Hi, I'm Tony O'Hagan.
Welcome to the fourth
talk in my series,
Bayesian Methods in
This talk is entitled Probabilistic
Let's quickly review one more time
the way the whole course looks.
The first two talks dealt with
Bayesian approach to statistical
inference in a general way.
Then in the third talk,
we moved on to explaining how
Bayesian methods are applied
in the area of health
and in particular, we looked at
the uncertainties in health
This talk is about probabilistic
which is the most important way that
health economists use Bayesian methods.
The final talk will deal with another aspect
of probabilistic sensitivity analysis,
that of formulating
Here's the road map
for this fourth talk,
we begin by discussing
which is the context in which probabilistic
sensitivity analysis takes place.
We then move on to PSA itself,
and identify three key
steps in doing that.
Now, the fifth talk is entirely
devoted to one of those steps,
that of quantifying
The remainder of this talk deals
with the other two important steps.
One is computing
how we express
and how they influence
The context, as I explained in
the previous talk, number 3,
one way that Bayesian
methods are used in
the health economic
evaluation is to analyse
the outcomes of clinical trials in which
we measure both costs and efficacy.
But as I also explained then,
this is rarely the case that health
economists find themselves in.
A single clinical trial
will rarely provide
all the evidence that you need
for cost-effectiveness study.

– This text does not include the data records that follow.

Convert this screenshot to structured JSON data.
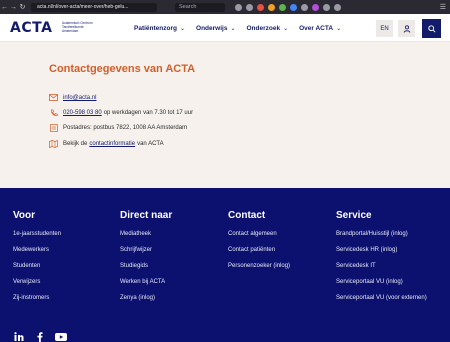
{
  "browser": {
    "url": "acta.nl/nl/over-acta/meer-over/heb-gelu...",
    "search_placeholder": "Search"
  },
  "header": {
    "logo_text": "ACTA",
    "logo_subtitle": "Academisch Centrum Tandheelkunde Amsterdam",
    "nav": [
      {
        "label": "Patiëntenzorg"
      },
      {
        "label": "Onderwijs"
      },
      {
        "label": "Onderzoek"
      },
      {
        "label": "Over ACTA"
      }
    ],
    "language": "EN"
  },
  "contact": {
    "title": "Contactgegevens van ACTA",
    "email": "info@acta.nl",
    "phone_number": "020-598 03 80",
    "phone_suffix": "op werkdagen van 7.30 tot 17 uur",
    "postal": "Postadres: postbus 7822, 1008 AA Amsterdam",
    "info_prefix": "Bekijk de",
    "info_link": "contactinformatie",
    "info_suffix": "van ACTA"
  },
  "footer": {
    "columns": [
      {
        "title": "Voor",
        "links": [
          "1e-jaarsstudenten",
          "Medewerkers",
          "Studenten",
          "Verwijzers",
          "Zij-instromers"
        ]
      },
      {
        "title": "Direct naar",
        "links": [
          "Mediatheek",
          "Schrijfwijzer",
          "Studiegids",
          "Werken bij ACTA",
          "Zenya (inlog)"
        ]
      },
      {
        "title": "Contact",
        "links": [
          "Contact algemeen",
          "Contact patiënten",
          "Personenzoeker (inlog)"
        ]
      },
      {
        "title": "Service",
        "links": [
          "Brandportal/Huisstijl (inlog)",
          "Servicedesk HR (inlog)",
          "Servicedesk IT",
          "Serviceportaal VU (inlog)",
          "Serviceportaal VU (voor externen)"
        ]
      }
    ],
    "social": [
      "linkedin-icon",
      "facebook-icon",
      "youtube-icon"
    ]
  },
  "colors": {
    "brand_navy": "#131b6b",
    "footer_bg": "#0c1170",
    "accent_orange": "#d0602b",
    "page_bg": "#f6f1ec"
  }
}
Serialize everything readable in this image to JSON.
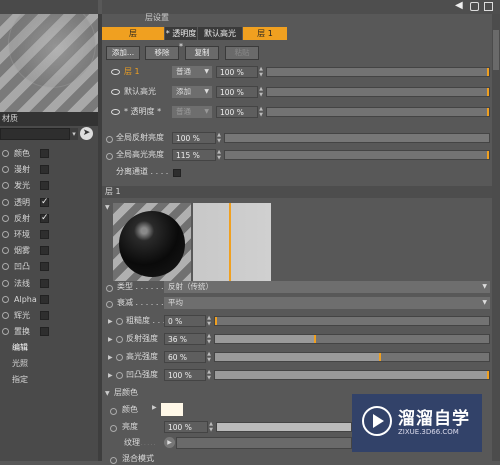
{
  "header": {
    "title": "层设置",
    "back_arrow": "◀"
  },
  "left": {
    "material_label": "材质",
    "channels": [
      {
        "label": "颜色",
        "checked": false
      },
      {
        "label": "漫射",
        "checked": false
      },
      {
        "label": "发光",
        "checked": false
      },
      {
        "label": "透明",
        "checked": true
      },
      {
        "label": "反射",
        "checked": true
      },
      {
        "label": "环境",
        "checked": false
      },
      {
        "label": "烟雾",
        "checked": false
      },
      {
        "label": "凹凸",
        "checked": false
      },
      {
        "label": "法线",
        "checked": false
      },
      {
        "label": "Alpha",
        "checked": false
      },
      {
        "label": "辉光",
        "checked": false
      },
      {
        "label": "置换",
        "checked": false
      }
    ],
    "sub_items": [
      "编辑",
      "光照",
      "指定"
    ]
  },
  "tabs": [
    "层",
    "* 透明度 *",
    "默认高光",
    "层 1"
  ],
  "buttons": {
    "add": "添加...",
    "remove": "移除",
    "copy": "复制",
    "paste": "粘贴"
  },
  "layers": [
    {
      "name": "层 1",
      "mode": "普通",
      "value": "100 %"
    },
    {
      "name": "默认高光",
      "mode": "添加",
      "value": "100 %"
    },
    {
      "name": "* 透明度 *",
      "mode": "普通",
      "value": "100 %"
    }
  ],
  "global": {
    "reflect_label": "全局反射亮度",
    "reflect_value": "100 %",
    "spec_label": "全局高光亮度",
    "spec_value": "115 %",
    "separate_label": "分离通道 . . . ."
  },
  "layer_section": {
    "title": "层 1"
  },
  "props": {
    "type_label": "类型 . . . . . . . .",
    "type_value": "反射（传统）",
    "atten_label": "衰减 . . . . . . . .",
    "atten_value": "平均",
    "rough_label": "粗糙度 . . .",
    "rough_value": "0 %",
    "refl_label": "反射强度",
    "refl_value": "36 %",
    "spec_label": "高光强度",
    "spec_value": "60 %",
    "bump_label": "凹凸强度",
    "bump_value": "100 %"
  },
  "color_section": {
    "title": "层颜色",
    "color_label": "颜色",
    "bright_label": "亮度",
    "bright_value": "100 %",
    "texture_label": "纹理",
    "blend_label": "混合模式"
  },
  "watermark": {
    "title": "溜溜自学",
    "subtitle": "ZIXUE.3D66.COM"
  },
  "colors": {
    "accent": "#f0a020",
    "swatch": "#fff8e8"
  }
}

There are a number
of reasons for this.
First of all, let's emphasise
the single clinical trial.
Very often there is
more than one trial,

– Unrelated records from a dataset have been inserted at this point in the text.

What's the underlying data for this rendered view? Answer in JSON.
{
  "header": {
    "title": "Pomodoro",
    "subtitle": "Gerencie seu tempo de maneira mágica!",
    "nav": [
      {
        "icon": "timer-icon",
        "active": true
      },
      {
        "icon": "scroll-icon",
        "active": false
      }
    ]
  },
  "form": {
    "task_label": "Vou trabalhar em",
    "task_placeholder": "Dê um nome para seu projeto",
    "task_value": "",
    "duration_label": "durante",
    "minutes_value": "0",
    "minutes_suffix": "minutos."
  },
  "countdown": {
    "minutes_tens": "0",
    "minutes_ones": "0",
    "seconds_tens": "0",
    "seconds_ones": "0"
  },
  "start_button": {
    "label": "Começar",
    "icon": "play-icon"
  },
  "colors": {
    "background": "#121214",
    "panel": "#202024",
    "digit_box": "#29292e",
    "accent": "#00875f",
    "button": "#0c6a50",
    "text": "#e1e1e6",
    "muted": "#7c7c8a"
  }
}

and we need to be able to combine
the information from several things.
But in that case,
almost surely some of them
will not deal with costs,
and were only
looking at efficacy.
Indeed, the common situation is where clinical
trials have only been evaluating efficacy.
Even where we have a trial in which
costs might be measured as well
the conditions of those trials are rarely what
we need for deciding on cost-effectiveness
because in a clinical
we invariably are looking
at limited follow-up,
and that may be very important in clinical
diseases which take some time to evolve,
we're invariably looking
at restricted enrollment,
which ensures that you get a patient group for
which you might be able to observe an effect,
whereas in the real world,
we might be wanting to use this
treatment in a wider population group.
We have in clinical trials an
unrealistic level of compliance.
The patients typically will comply
with the taking of the medicines
far more so than they would
out in their own homes.
We have the wrong
comparators very often.
We are looking at comparisons against
placebos or against treatments
that are not the ones
that we're really
comparing this treatment when
it comes to cost-effectiveness.
Finally, we very often have the
wrong outcomes in a clinical trial.
People run clinical trials in
order to demonstrate some effect,
but it may not be the effect that in economic
terms would be most valuable to see.
There are many ways in
which a clinical trial
fails to live up to what
a health economist needs
in order to evaluate
the treatment under
against the relevant
Instead, health economists rely
on a process of modelling.
We look at a very simple
example in order to